Hardware wallets are physical devices which securely generate and store Private/Public key-pairs and by extension, addresses. These devices are designed with a component that handles the secure generation of keys, and is never exposed to an internet connection. Signing of transactions happens inside this sequestered portion of the device, and only the resulting outcome, the signature, is broadcast to the network.
It is for this reason that hardware wallets are considered to be the preferred method for most people to manage their cryptocurrency holdings, as it strikes a decent balance between security and accessibility.
There are currently only 2 major hardware wallet manufacturers that have gained wide adoption in the market, Trezor and Ledger which both maintain support for the Ubiq network.
Generally, both brands of device work in a relatively similar way, with the user manipulating the device to confirm actions performed on a separate computer. Differences between the brands is seen in implementations such as whether they use coin-specific applets, if PIN numbers are entered exclusively on-device or not, and style.
Both the Trezor and Ledger brands offer more than one type of device.
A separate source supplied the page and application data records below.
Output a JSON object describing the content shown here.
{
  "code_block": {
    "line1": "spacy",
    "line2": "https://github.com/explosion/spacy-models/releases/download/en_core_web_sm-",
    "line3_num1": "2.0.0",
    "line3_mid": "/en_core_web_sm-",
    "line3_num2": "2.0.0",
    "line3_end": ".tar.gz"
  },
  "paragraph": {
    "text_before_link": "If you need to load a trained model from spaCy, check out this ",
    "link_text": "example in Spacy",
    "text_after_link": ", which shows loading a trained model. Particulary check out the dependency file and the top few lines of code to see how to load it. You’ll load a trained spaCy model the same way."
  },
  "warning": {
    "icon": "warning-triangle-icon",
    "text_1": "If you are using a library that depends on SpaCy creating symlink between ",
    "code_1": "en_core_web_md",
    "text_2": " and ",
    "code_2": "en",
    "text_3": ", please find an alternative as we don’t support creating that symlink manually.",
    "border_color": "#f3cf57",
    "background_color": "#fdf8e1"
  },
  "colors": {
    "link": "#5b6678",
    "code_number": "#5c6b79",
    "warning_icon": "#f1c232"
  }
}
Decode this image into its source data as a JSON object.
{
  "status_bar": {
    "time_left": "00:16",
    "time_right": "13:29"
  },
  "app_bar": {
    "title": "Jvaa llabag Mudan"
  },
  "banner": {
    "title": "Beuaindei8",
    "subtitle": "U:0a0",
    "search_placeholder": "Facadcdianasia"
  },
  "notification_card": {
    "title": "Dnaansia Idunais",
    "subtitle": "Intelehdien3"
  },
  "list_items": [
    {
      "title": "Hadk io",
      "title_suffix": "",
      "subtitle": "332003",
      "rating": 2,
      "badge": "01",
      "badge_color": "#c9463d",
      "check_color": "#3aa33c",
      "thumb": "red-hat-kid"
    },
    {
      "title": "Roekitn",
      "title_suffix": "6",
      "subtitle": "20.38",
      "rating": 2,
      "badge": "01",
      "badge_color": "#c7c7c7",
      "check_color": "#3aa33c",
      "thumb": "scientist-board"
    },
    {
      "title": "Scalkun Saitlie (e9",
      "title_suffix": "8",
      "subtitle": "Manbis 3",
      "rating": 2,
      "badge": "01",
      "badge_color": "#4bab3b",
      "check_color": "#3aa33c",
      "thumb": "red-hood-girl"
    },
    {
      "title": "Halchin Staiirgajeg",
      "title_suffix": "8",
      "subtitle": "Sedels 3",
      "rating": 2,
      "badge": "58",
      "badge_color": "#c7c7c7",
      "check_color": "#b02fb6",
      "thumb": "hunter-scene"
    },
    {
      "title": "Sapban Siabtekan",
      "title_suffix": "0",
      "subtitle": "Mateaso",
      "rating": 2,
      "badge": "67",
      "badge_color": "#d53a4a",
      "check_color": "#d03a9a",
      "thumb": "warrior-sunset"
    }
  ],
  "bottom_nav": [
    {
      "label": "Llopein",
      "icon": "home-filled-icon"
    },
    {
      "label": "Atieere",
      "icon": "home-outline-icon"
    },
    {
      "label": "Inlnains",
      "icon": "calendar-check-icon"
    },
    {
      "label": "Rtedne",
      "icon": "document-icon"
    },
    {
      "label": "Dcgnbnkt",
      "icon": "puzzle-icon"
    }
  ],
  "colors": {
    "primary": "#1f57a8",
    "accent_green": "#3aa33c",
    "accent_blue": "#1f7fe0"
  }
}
Usually a more simple and essential model, and another with the more modern and high end features.
If you own a hardware wallet from either of these manufacturers, you can find instructions for using them with Ubiq in the User Guides portion of this documentation.